The Red (Team) Analysis Weekly – 25 February 2016

Each week our scan collects weak – and less weak – signals… Each section focuses on signals related to a specific theme: world (international politics and geopolitics); economy; science; analysis, strategy and futures; technology and weapons; energy and environment. However, in a complex world, categories are merely a convenient way to present information, when facts and events interact across boundaries.

Read the 25 February 2016 scan in newspaper format  

The Weekly is the scan of The Red (Team) Analysis Society and it focuses on national and international security issues. It was started as an experiment with Paper.li as a way to collect ideas, notably through Twitter. Its success and its usefulness led to its continuation.

The information collected (crowdsourced) does not mean endorsement but points to new, emerging, escalating or stabilizing problems and issues.

If you wish to consult the scan after the end of the week period, use the “archives” directly on The Weekly.

Featured image: “C-band Radar-dish Antenna”. Licensed under Public domain via Wikimedia Commons.

Understanding the Islamic State’s System – Wilayat and Wali in Yemen

When we started our series to better understand the Islamic State system, we identified the wilayat (“what is taken charge of”, “what is ruled”) as unit of analysis and as a system, which can then be monitored to foresee and warn about the overall developments of the Islamic State (see Understanding the Islamic State’s System – Structure and Wilayat, 4 May 2015). Since then, evolution has taken place on the ground, while the body of knowledge gathered by students of the Islamic State has grown.

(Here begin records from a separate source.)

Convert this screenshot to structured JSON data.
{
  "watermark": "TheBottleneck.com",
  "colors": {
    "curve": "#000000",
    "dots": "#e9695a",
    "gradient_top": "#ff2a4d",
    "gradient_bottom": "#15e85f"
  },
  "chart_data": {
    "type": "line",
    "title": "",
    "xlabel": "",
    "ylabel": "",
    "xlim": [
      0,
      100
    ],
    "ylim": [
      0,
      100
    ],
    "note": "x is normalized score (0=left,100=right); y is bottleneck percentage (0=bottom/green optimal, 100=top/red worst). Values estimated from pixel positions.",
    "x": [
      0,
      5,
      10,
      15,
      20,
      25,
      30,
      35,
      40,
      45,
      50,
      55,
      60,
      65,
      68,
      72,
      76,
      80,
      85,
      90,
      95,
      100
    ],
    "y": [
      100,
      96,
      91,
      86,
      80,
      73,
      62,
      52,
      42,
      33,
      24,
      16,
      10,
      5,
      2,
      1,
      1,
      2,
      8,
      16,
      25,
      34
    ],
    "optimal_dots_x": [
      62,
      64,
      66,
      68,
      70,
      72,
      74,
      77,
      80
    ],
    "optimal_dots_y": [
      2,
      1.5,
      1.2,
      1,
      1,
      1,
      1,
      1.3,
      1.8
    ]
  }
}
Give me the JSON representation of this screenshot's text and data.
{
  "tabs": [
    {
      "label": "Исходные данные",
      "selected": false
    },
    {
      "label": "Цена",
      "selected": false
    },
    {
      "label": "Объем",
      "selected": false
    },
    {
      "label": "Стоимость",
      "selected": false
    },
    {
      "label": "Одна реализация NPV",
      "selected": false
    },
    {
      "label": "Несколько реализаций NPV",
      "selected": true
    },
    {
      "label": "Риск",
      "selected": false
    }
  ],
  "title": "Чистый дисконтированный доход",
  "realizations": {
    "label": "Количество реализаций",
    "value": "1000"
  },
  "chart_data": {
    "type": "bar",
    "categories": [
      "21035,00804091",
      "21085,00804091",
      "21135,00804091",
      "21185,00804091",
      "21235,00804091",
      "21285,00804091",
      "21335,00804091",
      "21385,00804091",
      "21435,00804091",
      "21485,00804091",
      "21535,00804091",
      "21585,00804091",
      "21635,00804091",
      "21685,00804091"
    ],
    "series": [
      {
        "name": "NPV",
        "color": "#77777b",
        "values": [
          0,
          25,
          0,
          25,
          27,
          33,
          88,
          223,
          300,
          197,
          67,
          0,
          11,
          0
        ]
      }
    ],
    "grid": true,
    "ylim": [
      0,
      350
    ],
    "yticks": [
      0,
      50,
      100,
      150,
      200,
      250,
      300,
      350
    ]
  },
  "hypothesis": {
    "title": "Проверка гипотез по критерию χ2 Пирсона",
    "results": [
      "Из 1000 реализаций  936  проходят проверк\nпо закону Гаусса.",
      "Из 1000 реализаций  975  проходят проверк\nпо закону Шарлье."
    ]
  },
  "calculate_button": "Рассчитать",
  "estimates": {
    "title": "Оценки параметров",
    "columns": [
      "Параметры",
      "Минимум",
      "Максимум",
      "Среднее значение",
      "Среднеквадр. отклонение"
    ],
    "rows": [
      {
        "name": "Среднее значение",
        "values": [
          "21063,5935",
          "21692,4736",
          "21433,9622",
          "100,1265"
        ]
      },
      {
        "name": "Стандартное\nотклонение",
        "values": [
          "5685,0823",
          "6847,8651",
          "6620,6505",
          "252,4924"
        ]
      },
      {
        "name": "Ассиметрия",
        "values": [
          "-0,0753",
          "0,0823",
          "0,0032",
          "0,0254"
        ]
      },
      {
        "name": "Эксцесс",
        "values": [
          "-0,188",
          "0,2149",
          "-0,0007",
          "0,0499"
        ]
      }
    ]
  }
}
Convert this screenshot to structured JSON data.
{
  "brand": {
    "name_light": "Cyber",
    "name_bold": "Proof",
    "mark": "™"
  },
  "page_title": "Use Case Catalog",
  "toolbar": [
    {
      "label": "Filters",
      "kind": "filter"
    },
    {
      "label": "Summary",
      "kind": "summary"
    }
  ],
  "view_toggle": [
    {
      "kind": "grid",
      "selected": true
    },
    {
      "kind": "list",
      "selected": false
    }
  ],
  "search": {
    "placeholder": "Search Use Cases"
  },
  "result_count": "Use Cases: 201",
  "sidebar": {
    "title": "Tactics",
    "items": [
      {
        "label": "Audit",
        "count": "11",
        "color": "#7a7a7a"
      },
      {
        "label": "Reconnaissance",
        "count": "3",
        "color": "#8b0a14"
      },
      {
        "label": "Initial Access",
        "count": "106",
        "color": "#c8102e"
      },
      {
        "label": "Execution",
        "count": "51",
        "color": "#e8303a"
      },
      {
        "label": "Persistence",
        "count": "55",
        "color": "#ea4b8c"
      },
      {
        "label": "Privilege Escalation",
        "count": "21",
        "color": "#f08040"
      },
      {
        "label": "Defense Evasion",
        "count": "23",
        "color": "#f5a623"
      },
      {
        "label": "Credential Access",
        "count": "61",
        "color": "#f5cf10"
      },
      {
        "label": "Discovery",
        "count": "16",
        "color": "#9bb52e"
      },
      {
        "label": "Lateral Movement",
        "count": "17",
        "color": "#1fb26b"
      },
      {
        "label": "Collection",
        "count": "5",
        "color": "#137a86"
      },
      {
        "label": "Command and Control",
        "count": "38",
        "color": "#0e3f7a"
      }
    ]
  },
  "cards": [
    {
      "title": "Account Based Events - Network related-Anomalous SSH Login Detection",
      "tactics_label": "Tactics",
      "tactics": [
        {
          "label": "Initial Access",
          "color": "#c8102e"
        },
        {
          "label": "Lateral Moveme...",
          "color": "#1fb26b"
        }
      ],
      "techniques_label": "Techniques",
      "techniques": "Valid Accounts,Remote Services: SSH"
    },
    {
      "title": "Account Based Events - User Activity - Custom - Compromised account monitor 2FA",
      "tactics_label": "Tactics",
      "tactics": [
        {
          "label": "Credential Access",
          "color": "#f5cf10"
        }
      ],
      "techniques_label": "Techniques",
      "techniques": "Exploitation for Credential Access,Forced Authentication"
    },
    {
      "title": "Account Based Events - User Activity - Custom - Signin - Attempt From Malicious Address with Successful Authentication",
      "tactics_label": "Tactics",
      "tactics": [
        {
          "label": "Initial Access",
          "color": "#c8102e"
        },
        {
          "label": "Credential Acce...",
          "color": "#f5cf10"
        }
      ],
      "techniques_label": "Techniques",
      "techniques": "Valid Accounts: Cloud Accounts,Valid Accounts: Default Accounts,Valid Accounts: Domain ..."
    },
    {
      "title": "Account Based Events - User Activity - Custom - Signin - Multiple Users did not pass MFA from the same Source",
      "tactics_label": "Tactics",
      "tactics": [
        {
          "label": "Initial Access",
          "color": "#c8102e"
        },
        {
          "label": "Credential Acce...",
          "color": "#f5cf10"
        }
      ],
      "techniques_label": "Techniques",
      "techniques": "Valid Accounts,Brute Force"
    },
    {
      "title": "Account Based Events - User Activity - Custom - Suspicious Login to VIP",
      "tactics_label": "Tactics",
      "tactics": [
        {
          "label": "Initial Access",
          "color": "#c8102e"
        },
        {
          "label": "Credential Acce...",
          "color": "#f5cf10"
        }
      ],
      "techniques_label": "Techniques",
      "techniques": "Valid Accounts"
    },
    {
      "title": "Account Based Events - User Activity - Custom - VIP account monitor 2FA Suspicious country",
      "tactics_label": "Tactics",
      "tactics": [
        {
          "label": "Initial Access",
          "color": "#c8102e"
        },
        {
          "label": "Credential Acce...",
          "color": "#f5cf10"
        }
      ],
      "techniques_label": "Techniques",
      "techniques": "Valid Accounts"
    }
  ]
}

This is notably the case for Yemen. Back in May 2015, our understanding, grounded in the evidence available then, was that there was one wilayat in Yemen, wilayat Sanaa, loosely categorised as part of those wilayat where fighting was preeminent and only extremely sparse administrative/Sharia’h activity took place (in light grey on our map). We now have seven wilayat in Yemen and, since 20 March 2015, the Islamic State has carried out there at least 29 attacks, which killed at least 389 people (see references in bibliography – the detailed spreadsheet of the attacks is available here for members only).

We thus focus here on the Islamic State in Yemen, to enhance our understanding of what is happening on the ground, start evaluating what could happen in the future, while using developments to test and update our understanding. We shall first look at what appears to be a “country-level” organisation for the Islamic State in Yemen. We shall then turn to the seven wilayat existing in Yemen, and analyse the situation there in a forward-looking way. We shall conclude with an assessment regarding the Islamic State in Yemen – an incomplete one as a full assessment would demand considering all actors on the ground – while reviewing main findings from the Yemeni case regarding our understanding of Islamic State’s wilayat for strategic foresight and warning.  Continue reading Understanding the Islamic State’s System – Wilayat and Wali in Yemen

The Red (Team) Analysis Weekly – 18 February 2016

Each week our scan collects weak – and less weak – signals… Each section focuses on signals related to a specific theme: world (international politics and geopolitics); economy; science; analysis, strategy and futures; technology and weapons; energy and environment. However, in a complex world, categories are merely a convenient way to present information, when facts and events interact across boundaries.

Read the 18 February 2016 scan in newspaper format  

The Weekly is the scan of The Red (Team) Analysis Society and it focuses on national and international security issues. It was started as an experiment with Paper.li as a way to collect ideas, notably through Twitter. Its success and its usefulness led to its continuation.

The information collected (crowdsourced) does not mean endorsement but points to new, emerging, escalating or stabilizing problems and issues.

If you wish to consult the scan after the end of the week period, use the “archives” directly on The Weekly.

Featured image: “C-band Radar-dish Antenna”. Licensed under Public domain via Wikimedia Commons.